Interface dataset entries
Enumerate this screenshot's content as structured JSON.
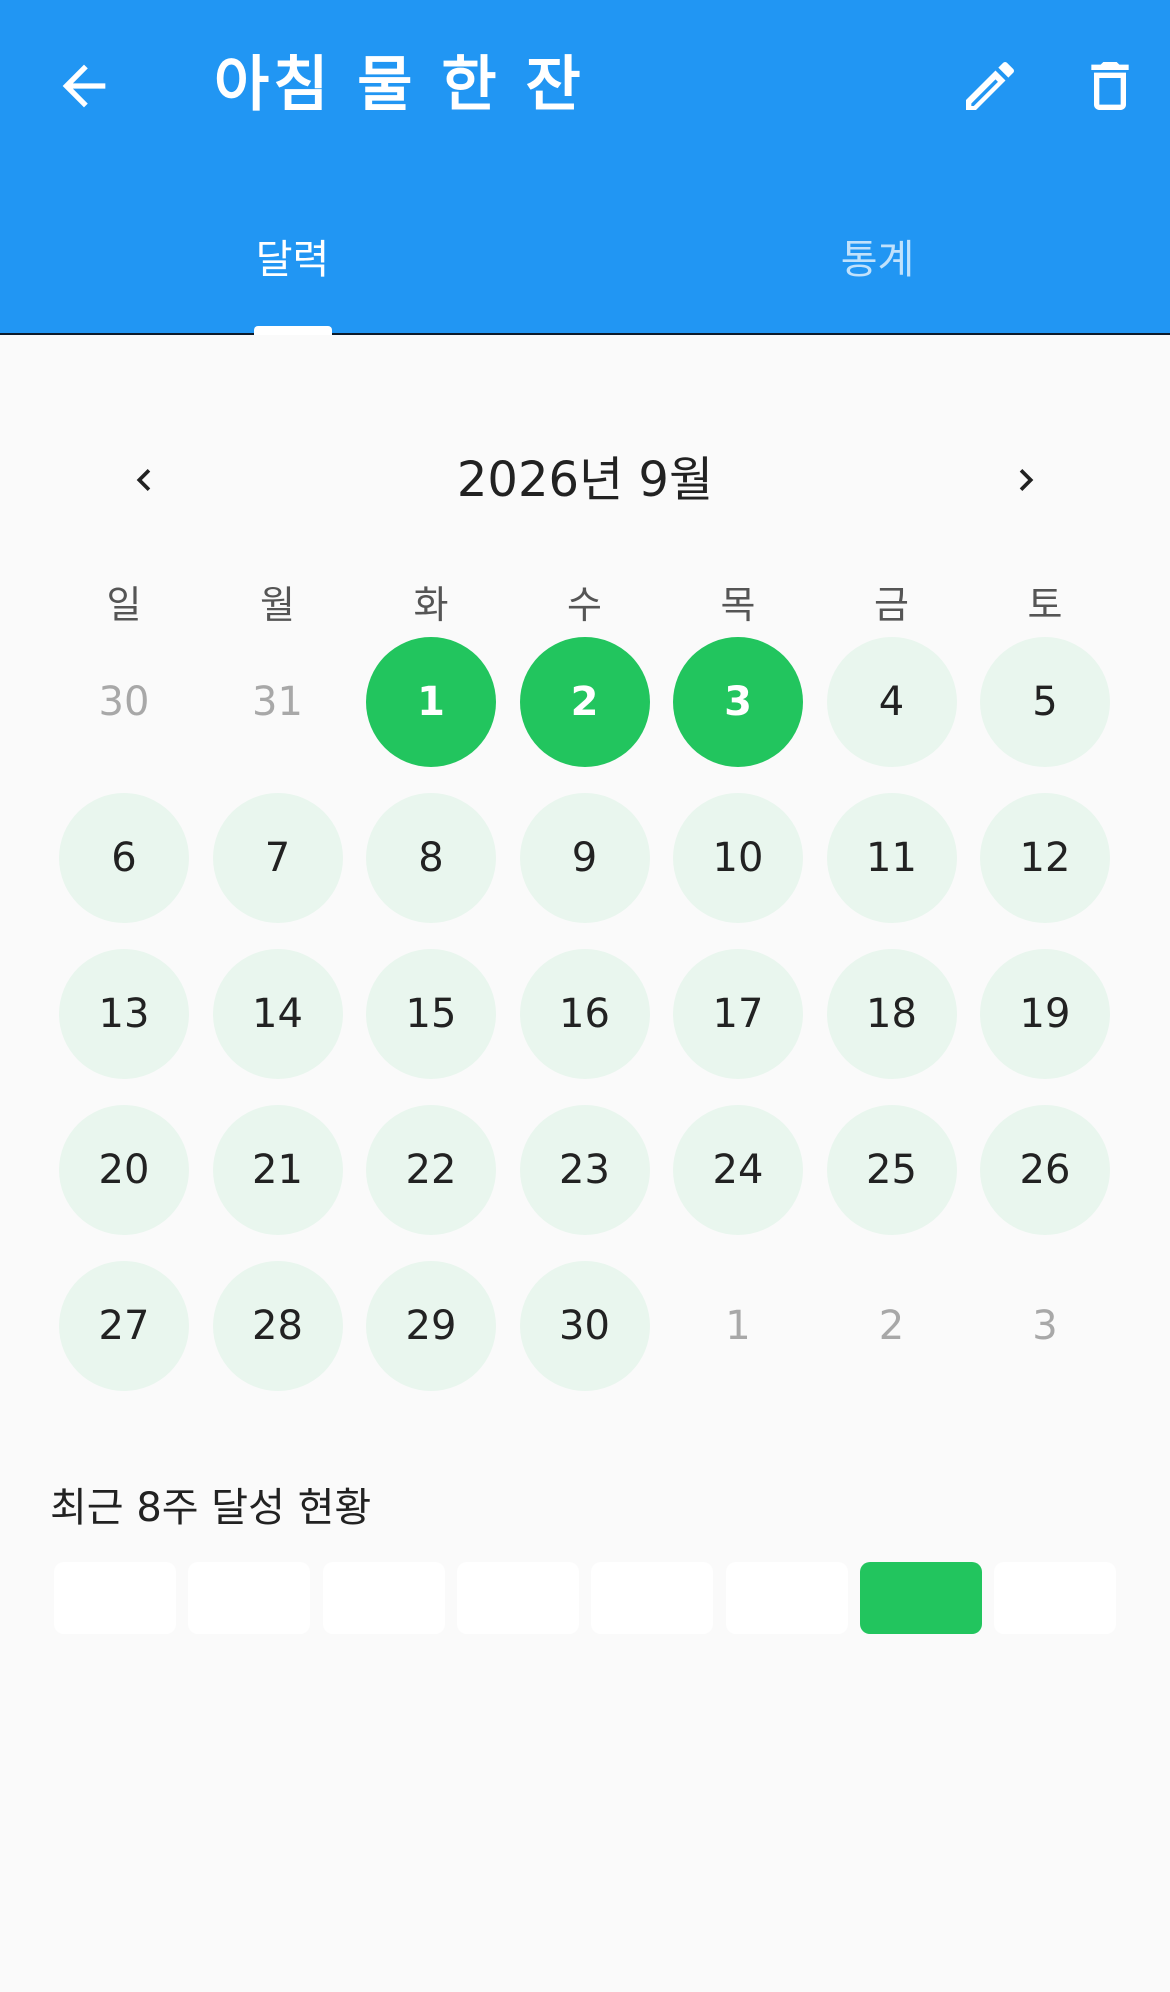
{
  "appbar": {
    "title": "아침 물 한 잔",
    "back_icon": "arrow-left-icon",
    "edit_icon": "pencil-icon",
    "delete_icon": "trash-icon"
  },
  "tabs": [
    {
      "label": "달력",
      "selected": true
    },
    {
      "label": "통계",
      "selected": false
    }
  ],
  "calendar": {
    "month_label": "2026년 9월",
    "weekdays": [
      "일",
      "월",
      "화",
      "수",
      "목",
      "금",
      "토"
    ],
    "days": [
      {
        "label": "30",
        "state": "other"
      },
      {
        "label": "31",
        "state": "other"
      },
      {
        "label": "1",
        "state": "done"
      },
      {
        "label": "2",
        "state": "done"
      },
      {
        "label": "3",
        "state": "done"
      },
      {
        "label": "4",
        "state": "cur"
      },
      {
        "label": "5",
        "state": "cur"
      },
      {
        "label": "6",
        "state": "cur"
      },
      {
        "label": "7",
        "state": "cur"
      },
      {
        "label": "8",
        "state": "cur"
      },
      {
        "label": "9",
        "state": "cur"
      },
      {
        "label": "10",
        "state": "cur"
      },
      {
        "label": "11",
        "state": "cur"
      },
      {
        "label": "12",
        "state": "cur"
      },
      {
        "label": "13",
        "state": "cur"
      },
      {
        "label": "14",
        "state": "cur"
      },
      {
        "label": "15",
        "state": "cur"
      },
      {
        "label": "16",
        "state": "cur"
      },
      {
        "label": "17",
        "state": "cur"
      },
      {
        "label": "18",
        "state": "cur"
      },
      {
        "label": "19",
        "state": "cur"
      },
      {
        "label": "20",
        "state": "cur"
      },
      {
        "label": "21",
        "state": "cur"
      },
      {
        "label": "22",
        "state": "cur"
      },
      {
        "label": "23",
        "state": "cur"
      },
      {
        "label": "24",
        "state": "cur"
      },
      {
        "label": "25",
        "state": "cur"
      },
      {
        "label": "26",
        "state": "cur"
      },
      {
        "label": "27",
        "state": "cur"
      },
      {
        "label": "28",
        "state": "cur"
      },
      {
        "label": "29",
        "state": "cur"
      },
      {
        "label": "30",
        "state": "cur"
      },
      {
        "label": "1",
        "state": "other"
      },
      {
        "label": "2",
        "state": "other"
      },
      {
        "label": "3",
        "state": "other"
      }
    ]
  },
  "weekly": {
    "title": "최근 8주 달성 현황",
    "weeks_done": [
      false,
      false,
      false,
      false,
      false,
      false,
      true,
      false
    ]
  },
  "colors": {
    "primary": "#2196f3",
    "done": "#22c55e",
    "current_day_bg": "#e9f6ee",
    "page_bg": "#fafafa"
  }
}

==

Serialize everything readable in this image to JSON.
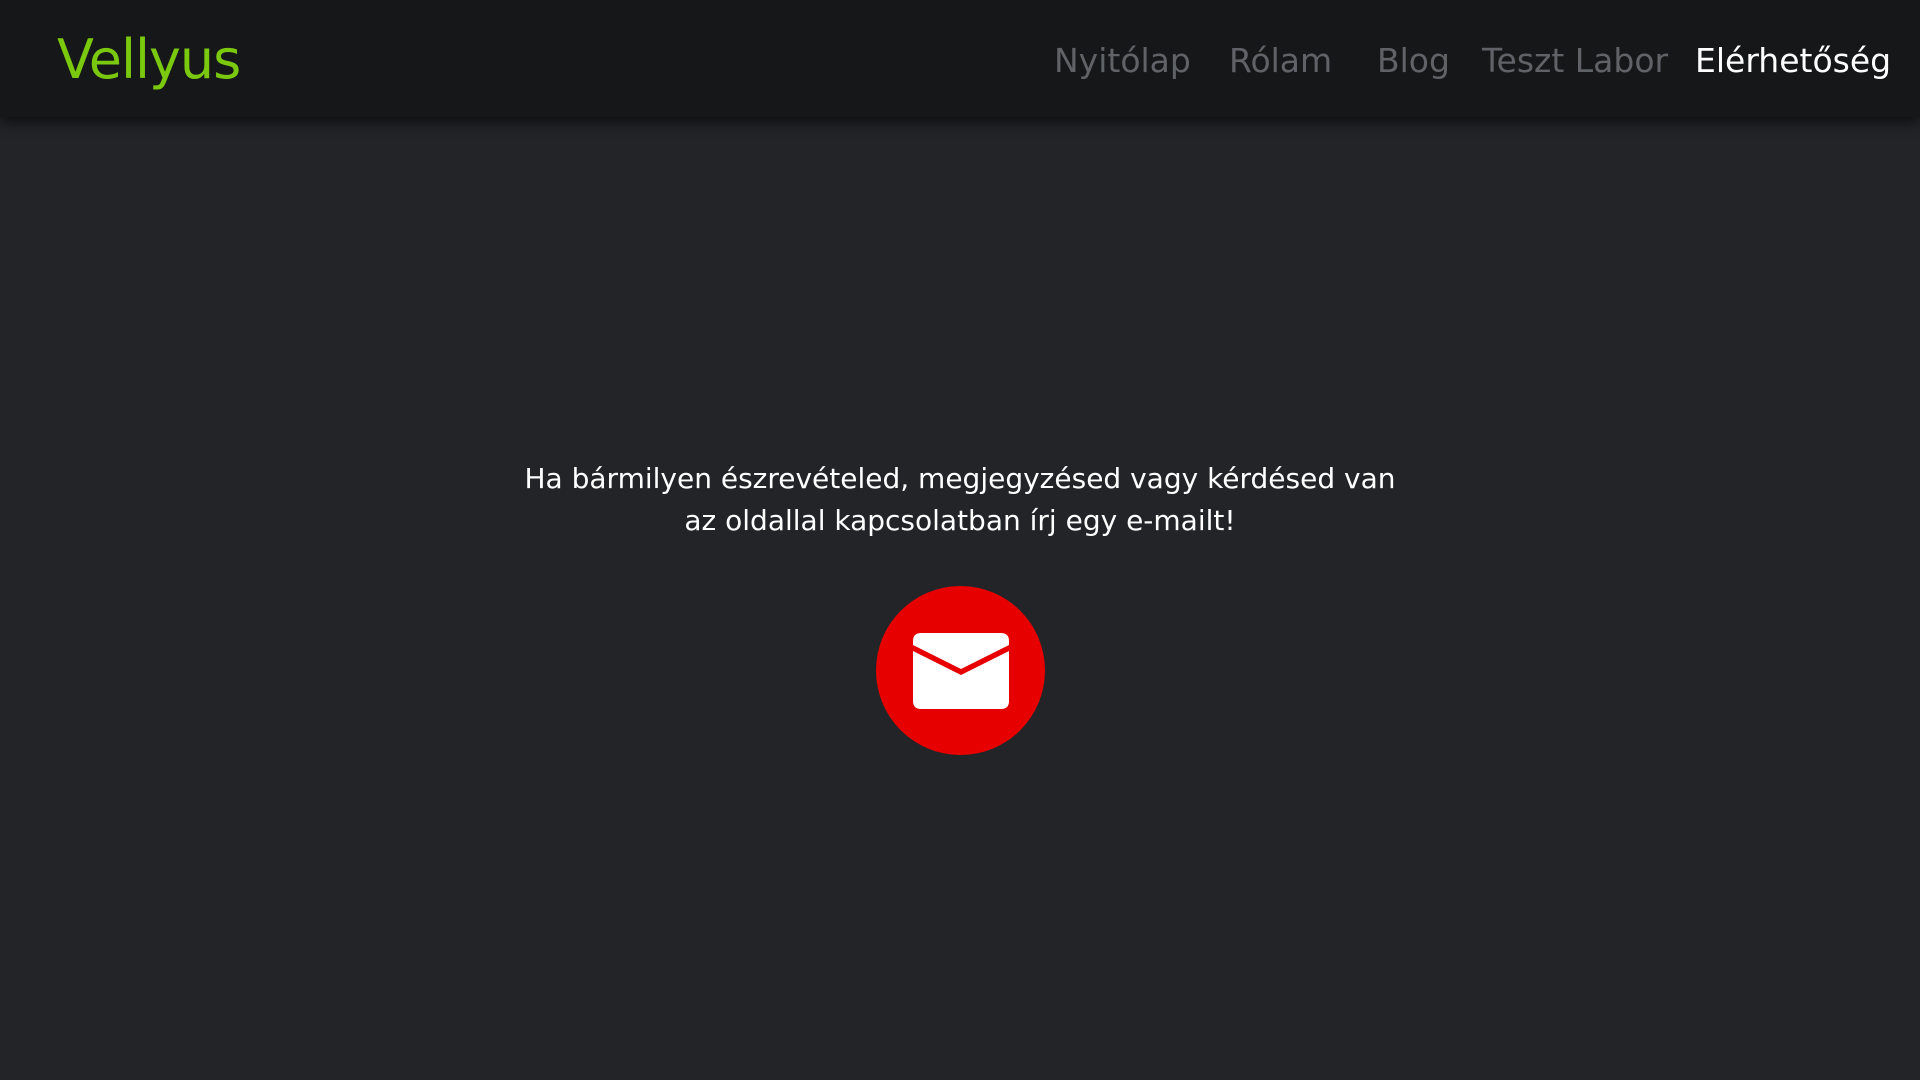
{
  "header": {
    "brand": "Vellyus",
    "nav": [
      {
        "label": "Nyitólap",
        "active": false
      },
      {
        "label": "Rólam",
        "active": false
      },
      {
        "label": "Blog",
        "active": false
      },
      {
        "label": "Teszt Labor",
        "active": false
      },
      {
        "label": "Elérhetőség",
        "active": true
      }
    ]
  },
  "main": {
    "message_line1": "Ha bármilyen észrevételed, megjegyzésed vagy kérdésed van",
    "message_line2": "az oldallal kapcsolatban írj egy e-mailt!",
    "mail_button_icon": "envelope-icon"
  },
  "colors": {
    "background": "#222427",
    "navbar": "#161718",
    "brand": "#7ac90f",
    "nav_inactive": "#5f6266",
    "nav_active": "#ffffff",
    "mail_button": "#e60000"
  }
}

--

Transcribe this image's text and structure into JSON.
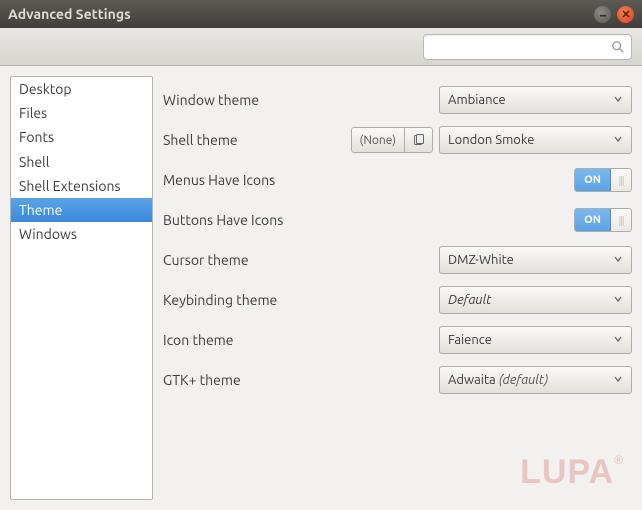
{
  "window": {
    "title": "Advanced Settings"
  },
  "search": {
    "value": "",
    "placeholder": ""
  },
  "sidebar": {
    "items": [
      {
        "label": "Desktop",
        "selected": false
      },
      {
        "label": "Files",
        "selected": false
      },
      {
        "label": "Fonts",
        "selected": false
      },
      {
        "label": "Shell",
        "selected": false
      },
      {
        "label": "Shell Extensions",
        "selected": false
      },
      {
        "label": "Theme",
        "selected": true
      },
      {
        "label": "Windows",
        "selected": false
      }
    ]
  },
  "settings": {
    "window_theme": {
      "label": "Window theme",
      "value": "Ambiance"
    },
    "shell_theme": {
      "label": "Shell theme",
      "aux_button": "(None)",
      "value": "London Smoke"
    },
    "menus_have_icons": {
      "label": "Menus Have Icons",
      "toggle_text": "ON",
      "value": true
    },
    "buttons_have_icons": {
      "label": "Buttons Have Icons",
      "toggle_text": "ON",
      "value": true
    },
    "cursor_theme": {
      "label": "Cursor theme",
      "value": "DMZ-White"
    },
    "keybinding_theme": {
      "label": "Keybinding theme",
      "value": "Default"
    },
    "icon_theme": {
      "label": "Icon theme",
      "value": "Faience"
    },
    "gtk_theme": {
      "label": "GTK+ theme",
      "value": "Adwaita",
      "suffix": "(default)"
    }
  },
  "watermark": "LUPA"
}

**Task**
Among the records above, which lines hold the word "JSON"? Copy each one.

**Response area**
Enumerate this screenshot's content as structured JSON.
Serialize everything readable in this image to JSON.
Transcribe this image's text and structure into JSON.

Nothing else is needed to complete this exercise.